Housing and Community Development director Robert Lipscomb, who handles most major city redevelopment efforts, described the home of the Memphis Redbirds as a "key asset" and said his main goal is to make sure the proposal is a "good value proposition" for taxpayers ....
Memphis Redbirds Baseball Foundation treasurer John Pontius and chairman Ray Pohlman didn't return messages Thursday. The foundation owns the team.
In December, Pontius said he had been in discussion with Fundamental Advisors, the New York firm that owns the bonds used to finance the stadium's construction, to set a sale price for potential buyers.
A message left with Fundamental Advisors was not returned Thursday night.
Lipscomb declined to go into detail about how much it would cost the city to acquire the stadium or how long he has been studying the plan ....
City Council budget committee chairman Jim Strickland said he's open to a proposal but he wants to make sure any possible deal protects the city's financial position.
"Number one, the Redbirds and AutoZone Park are very important to the city," Strickland said. "Number two, the city doesn't have any extra money. It will be really important for me to review the details to be sure the lease payments cover the debt service and that the city is not obligated for the operating expenses. I'm skeptical because, are the debt service payments guaranteed by someone? I would assume this is a multi-million dollar deal. That's an awful lot of lease payments."

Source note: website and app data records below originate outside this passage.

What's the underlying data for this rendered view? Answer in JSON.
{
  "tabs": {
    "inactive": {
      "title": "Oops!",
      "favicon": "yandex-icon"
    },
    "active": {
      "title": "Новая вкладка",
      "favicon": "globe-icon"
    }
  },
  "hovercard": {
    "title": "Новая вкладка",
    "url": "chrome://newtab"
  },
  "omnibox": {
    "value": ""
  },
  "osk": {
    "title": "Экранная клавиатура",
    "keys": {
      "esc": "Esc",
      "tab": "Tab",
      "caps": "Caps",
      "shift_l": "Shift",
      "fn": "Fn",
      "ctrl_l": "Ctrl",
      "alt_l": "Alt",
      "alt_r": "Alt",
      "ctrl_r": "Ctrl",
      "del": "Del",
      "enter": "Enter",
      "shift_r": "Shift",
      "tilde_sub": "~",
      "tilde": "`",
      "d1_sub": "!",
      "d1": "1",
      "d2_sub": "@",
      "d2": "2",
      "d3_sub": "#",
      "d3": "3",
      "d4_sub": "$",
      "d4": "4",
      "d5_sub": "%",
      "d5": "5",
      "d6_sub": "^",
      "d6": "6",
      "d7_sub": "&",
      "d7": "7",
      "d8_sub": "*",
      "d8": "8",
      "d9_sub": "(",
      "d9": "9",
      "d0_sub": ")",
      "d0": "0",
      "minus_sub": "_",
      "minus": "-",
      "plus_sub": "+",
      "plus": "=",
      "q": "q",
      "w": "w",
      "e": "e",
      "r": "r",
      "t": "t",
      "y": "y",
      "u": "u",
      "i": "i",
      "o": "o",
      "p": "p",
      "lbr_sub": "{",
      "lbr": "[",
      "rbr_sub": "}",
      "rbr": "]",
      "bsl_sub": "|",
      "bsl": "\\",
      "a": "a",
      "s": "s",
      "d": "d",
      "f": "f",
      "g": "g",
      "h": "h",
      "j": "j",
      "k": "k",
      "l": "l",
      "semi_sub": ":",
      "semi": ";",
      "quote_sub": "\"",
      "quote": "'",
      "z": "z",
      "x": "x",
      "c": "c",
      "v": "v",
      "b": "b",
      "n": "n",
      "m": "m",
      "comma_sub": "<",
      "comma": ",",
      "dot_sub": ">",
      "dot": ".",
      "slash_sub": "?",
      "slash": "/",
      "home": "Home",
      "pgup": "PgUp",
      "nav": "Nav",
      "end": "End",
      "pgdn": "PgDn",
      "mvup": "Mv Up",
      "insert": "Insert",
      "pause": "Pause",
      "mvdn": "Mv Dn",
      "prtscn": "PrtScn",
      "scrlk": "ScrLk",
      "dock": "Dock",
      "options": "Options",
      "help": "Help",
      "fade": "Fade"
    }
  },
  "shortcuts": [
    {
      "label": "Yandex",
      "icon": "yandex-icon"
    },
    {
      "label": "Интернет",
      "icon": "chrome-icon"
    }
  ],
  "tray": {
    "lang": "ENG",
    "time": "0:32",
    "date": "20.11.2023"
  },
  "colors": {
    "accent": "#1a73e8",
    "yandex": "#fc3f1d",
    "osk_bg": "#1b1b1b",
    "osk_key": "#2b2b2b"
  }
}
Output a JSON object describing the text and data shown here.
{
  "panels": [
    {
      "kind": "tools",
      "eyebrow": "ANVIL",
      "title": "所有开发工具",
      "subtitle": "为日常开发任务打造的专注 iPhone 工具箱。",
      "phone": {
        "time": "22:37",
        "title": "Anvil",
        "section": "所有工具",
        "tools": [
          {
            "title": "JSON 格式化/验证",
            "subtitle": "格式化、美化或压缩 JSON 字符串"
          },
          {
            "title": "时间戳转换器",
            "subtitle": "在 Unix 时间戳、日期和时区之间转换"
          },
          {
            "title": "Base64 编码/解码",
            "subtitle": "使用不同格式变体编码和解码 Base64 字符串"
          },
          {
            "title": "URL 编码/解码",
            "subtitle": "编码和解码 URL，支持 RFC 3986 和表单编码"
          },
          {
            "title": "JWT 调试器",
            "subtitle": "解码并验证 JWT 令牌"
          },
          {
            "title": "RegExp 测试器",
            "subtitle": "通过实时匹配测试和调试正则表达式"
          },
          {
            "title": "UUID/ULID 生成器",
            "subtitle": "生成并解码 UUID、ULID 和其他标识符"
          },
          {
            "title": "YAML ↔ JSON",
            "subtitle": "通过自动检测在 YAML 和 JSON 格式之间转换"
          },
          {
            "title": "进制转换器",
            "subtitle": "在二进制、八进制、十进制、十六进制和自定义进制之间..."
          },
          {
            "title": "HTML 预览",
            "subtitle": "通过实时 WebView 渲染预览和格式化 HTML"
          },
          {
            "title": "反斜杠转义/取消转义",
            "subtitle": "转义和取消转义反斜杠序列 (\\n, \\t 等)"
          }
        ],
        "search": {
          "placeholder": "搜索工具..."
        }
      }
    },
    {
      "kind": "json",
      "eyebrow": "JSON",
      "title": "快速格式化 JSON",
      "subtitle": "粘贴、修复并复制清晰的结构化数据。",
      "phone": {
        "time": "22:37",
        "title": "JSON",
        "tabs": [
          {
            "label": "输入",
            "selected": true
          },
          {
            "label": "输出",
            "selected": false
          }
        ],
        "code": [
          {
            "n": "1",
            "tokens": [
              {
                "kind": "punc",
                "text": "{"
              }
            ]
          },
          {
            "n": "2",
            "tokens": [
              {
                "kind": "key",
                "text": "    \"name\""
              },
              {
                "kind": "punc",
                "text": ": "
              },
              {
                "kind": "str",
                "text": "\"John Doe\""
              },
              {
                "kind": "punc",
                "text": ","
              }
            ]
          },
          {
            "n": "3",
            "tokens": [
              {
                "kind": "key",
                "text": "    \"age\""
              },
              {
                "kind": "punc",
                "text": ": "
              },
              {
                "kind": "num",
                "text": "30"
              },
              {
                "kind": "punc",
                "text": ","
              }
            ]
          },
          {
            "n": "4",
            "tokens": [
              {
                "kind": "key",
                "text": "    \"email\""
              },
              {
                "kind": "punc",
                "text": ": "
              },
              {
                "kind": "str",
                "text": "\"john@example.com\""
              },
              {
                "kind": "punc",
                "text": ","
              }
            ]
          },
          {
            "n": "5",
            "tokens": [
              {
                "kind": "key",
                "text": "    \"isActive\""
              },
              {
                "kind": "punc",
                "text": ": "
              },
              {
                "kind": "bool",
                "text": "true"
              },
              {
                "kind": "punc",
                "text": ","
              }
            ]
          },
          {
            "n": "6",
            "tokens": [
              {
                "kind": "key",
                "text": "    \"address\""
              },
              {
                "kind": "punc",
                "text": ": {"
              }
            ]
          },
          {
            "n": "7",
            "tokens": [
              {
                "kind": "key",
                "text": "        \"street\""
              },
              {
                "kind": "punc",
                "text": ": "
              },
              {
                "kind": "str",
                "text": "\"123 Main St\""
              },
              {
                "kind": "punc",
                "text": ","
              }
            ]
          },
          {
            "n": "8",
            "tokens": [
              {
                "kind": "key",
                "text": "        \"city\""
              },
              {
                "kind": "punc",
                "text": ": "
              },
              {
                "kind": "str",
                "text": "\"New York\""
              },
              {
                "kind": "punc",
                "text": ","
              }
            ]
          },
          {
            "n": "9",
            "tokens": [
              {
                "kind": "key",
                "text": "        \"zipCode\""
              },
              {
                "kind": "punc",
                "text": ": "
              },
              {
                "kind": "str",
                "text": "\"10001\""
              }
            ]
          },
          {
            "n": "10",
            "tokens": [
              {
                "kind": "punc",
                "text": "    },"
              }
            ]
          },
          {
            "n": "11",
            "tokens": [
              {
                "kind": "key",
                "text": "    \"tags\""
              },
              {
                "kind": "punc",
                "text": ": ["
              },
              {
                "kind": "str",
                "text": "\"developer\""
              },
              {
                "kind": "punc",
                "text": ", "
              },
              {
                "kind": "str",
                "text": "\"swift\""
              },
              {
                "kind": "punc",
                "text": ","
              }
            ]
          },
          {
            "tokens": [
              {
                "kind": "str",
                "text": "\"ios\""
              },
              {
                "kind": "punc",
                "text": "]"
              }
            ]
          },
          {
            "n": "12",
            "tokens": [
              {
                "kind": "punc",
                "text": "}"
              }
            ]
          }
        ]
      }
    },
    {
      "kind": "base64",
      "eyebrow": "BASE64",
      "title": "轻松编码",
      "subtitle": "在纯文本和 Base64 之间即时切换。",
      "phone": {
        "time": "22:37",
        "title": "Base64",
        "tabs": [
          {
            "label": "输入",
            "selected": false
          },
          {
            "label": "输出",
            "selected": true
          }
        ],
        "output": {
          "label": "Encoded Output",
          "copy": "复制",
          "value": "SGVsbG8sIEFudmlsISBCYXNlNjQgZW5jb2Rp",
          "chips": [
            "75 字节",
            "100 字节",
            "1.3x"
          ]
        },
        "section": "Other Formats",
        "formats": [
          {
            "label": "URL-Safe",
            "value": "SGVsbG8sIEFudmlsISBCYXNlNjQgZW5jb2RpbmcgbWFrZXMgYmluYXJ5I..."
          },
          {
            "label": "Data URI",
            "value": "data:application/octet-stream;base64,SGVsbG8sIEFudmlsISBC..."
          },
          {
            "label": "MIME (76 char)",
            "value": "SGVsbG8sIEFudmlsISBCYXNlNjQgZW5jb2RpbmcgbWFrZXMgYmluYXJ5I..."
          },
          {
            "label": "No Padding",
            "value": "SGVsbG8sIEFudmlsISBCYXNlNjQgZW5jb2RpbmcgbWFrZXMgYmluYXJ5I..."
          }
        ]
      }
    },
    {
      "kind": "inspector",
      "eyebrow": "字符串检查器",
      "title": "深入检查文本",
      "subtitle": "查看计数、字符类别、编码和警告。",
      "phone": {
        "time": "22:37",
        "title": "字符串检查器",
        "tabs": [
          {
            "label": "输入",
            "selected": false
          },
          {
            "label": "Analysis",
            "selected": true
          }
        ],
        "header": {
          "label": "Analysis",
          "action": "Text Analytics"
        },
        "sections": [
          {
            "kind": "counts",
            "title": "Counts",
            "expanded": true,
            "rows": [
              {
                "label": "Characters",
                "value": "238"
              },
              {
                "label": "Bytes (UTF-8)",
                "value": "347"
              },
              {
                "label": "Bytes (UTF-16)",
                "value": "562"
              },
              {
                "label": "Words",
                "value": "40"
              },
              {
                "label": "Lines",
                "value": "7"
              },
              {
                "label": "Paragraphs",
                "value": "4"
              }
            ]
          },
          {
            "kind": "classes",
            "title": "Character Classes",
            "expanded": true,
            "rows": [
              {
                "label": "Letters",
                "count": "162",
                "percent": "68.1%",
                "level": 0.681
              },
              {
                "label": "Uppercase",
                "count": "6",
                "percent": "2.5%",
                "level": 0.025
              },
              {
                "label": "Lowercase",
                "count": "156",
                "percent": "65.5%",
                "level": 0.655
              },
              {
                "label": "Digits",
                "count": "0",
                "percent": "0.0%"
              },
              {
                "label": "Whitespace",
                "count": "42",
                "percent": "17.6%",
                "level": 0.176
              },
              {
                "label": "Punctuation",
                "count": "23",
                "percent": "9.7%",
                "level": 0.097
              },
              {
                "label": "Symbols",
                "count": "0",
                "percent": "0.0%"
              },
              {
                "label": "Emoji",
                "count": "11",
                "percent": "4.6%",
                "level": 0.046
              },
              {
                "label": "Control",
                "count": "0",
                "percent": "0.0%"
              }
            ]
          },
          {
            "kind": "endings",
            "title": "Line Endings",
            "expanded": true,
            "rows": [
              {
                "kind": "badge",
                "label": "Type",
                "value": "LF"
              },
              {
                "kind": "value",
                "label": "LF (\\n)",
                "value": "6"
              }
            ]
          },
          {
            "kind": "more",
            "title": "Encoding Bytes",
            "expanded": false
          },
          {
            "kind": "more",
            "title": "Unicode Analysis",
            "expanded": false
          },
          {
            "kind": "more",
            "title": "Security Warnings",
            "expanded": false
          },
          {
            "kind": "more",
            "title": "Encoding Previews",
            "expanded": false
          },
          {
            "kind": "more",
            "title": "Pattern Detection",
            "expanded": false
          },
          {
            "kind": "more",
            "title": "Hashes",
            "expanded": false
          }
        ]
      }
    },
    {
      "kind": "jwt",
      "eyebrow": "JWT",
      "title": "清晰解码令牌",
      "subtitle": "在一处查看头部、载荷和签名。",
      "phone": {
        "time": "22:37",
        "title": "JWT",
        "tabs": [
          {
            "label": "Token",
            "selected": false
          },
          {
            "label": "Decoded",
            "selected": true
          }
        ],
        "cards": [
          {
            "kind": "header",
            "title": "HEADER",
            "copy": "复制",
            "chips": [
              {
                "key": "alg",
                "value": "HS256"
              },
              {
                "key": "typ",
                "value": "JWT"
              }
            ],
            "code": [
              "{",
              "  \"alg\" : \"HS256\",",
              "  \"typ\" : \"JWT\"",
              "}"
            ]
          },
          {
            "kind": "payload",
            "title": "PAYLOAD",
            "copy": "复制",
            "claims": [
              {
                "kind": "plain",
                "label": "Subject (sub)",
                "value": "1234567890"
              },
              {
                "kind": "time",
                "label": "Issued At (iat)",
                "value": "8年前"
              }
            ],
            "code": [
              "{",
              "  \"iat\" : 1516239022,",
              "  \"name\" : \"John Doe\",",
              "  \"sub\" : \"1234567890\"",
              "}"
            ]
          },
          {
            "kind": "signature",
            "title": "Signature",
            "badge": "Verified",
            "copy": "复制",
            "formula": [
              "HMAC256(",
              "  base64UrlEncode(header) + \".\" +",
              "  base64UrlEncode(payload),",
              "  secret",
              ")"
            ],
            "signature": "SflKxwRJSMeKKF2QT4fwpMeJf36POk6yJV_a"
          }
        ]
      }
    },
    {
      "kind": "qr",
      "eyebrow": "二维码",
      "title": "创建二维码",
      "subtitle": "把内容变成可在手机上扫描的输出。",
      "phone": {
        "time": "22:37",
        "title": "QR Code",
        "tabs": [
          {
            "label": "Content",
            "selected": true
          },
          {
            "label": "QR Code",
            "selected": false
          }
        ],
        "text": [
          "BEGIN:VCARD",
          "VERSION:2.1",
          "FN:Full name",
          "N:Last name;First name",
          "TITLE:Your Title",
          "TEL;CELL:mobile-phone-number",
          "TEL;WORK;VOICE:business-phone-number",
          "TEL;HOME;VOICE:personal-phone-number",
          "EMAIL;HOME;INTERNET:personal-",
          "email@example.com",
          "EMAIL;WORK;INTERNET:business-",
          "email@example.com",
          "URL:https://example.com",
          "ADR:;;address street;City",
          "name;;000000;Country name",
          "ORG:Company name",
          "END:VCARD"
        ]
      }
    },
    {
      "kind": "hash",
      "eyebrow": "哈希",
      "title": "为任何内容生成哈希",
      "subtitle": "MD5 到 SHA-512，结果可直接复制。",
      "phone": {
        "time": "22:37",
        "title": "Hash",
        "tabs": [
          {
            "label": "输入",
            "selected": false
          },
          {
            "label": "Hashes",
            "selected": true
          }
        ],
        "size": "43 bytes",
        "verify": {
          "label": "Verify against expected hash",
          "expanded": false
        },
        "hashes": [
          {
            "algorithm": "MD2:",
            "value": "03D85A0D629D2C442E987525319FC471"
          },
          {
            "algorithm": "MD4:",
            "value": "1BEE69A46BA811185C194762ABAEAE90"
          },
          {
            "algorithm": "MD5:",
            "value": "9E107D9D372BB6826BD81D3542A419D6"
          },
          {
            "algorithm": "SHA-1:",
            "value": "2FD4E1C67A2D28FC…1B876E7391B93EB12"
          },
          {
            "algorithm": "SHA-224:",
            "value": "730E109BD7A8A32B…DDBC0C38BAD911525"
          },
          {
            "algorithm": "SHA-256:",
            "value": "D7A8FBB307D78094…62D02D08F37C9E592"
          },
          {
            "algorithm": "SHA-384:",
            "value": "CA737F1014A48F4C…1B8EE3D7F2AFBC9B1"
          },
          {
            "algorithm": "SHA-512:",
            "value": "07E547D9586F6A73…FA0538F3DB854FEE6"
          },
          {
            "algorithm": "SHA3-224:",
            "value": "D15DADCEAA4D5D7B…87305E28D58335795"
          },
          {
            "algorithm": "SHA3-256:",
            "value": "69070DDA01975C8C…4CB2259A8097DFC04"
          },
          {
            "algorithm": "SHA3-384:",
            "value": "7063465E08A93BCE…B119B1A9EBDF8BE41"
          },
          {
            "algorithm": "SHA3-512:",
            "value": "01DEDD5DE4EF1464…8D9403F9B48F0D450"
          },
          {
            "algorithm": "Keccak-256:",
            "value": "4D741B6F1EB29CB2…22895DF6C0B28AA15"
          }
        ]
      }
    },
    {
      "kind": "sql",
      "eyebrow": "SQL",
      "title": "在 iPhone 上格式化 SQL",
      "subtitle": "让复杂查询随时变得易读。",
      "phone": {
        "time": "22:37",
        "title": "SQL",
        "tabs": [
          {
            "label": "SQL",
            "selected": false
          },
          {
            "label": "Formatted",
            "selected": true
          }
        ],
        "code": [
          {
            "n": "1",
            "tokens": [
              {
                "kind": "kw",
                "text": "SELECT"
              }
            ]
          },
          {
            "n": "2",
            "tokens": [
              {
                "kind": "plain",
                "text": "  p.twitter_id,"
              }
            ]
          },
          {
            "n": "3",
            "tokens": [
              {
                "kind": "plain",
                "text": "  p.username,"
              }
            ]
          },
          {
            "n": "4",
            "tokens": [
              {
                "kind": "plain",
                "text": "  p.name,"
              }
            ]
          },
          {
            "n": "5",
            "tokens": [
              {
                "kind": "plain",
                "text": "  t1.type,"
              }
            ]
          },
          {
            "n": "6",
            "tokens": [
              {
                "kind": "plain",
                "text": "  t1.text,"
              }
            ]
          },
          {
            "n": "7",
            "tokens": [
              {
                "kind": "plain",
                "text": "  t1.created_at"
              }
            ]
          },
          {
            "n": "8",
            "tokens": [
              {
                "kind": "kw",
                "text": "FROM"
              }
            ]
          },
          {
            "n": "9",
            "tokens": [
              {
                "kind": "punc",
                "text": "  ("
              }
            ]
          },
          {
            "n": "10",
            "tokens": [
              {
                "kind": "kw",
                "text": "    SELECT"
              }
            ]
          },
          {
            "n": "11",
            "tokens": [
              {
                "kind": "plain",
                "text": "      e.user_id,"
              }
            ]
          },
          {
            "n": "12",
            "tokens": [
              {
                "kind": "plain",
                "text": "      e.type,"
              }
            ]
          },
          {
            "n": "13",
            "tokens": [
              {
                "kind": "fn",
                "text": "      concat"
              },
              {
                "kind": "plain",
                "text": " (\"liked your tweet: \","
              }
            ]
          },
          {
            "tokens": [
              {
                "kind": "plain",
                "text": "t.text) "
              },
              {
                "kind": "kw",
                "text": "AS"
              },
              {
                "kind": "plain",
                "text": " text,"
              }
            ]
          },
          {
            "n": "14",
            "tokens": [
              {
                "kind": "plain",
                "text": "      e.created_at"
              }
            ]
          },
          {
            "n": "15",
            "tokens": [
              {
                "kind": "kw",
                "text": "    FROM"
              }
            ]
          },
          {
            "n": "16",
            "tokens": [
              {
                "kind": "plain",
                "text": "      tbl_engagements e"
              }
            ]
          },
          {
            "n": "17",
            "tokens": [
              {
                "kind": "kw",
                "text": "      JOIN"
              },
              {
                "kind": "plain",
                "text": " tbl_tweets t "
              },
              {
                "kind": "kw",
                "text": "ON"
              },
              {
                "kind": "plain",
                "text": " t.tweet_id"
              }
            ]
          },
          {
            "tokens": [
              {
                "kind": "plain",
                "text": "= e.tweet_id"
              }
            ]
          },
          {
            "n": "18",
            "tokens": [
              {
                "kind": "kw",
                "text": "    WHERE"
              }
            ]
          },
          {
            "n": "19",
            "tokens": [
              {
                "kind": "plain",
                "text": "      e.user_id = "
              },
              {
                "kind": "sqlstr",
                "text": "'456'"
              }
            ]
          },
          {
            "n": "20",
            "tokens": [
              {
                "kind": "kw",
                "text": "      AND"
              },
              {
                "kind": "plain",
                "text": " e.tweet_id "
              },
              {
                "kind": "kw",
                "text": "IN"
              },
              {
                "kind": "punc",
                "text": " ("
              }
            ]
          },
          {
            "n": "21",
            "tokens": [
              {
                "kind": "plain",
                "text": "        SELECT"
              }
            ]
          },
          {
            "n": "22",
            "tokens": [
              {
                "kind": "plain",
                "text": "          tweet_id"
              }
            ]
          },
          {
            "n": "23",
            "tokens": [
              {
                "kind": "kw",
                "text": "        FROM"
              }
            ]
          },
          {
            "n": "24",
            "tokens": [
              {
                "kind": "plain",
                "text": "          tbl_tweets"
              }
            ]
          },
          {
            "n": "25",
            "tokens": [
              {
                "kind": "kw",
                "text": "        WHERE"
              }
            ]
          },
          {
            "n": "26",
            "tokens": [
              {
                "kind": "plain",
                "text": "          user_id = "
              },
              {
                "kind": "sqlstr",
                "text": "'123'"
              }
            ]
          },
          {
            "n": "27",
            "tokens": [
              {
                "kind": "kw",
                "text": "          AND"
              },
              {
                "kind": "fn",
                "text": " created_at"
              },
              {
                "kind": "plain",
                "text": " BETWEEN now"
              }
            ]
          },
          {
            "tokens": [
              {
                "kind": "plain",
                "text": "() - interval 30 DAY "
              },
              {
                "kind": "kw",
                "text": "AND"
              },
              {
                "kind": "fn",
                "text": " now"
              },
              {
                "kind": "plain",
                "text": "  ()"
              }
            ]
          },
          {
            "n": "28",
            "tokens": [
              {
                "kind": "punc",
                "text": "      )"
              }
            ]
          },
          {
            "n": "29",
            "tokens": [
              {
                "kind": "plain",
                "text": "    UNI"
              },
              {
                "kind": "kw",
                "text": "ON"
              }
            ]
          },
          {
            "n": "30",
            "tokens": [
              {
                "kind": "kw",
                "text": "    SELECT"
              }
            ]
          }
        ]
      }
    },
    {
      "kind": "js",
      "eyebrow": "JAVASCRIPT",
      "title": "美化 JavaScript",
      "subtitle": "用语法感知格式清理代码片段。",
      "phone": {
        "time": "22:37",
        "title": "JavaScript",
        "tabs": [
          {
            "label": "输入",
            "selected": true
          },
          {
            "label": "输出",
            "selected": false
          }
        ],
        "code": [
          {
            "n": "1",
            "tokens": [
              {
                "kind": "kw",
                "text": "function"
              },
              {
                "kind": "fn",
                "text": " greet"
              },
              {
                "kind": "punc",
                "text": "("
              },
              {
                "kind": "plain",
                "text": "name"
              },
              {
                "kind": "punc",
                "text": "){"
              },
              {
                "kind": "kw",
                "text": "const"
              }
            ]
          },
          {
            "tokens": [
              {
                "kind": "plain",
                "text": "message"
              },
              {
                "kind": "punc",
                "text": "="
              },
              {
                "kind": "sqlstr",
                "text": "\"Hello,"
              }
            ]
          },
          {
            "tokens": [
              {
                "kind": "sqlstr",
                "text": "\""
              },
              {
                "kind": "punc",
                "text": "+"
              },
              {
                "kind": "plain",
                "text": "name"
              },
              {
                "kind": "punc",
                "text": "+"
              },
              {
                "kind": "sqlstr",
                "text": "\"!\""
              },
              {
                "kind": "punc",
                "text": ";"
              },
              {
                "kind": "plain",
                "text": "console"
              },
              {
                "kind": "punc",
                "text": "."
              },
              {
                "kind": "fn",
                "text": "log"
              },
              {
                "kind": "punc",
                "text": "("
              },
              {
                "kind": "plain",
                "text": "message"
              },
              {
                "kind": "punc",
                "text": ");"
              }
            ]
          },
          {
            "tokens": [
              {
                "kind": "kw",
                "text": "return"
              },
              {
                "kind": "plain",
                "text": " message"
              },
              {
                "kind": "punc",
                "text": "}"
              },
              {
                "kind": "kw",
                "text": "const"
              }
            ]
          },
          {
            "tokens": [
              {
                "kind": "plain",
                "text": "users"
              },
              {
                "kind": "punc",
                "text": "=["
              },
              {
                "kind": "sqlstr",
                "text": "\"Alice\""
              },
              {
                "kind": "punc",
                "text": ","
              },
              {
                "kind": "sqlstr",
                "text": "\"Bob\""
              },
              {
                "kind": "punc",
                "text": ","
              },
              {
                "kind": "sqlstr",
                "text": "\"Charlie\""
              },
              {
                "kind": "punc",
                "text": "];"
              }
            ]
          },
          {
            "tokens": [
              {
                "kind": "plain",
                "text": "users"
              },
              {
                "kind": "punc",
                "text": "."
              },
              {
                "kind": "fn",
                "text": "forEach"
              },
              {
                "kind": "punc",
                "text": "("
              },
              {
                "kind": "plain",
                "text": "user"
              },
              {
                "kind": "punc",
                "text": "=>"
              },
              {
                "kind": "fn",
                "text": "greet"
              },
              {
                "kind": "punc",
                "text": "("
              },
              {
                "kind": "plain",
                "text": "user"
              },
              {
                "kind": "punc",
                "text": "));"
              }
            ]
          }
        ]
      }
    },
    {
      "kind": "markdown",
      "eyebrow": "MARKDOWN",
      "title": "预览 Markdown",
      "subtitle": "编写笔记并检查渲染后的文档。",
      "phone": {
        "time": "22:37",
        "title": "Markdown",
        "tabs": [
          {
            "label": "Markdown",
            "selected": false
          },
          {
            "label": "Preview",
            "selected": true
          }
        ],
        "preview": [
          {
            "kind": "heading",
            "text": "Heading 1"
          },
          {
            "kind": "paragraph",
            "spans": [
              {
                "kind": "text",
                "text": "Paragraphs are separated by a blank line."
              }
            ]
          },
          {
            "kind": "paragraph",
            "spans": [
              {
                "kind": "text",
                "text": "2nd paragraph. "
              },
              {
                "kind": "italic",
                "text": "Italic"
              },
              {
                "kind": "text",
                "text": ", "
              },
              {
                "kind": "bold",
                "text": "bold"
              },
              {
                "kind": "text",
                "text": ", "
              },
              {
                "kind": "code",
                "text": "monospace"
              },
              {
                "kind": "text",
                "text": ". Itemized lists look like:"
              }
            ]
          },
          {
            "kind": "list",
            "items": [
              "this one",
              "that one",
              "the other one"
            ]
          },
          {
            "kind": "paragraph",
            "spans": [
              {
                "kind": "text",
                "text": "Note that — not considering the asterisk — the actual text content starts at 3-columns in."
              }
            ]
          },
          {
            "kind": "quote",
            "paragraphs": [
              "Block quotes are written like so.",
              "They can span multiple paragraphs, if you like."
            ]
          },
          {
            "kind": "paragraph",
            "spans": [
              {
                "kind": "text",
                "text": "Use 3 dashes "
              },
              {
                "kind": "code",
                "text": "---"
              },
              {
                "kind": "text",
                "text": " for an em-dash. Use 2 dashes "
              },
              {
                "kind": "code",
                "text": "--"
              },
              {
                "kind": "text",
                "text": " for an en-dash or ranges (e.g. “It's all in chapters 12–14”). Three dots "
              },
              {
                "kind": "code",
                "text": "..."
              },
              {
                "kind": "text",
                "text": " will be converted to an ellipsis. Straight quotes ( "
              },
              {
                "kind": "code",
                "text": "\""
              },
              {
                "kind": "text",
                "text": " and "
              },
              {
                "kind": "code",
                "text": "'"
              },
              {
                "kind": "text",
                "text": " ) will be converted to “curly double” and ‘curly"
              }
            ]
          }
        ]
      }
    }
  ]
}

These are problems to consider as Nashville is discussing building a ballpark for the Nashville Sounds baseball club. Having a ballpark is not all opportunity. The "opportunity" also sets severe limits on what is possible. Memphis looks to be caught between between a rock and a hard place. Their obligation to their community dictates that they cannot commit to a blind bail out in lean times, but their commitment to the business of baseball won't let them let the Redbirds die. When does their situation turn unenviable?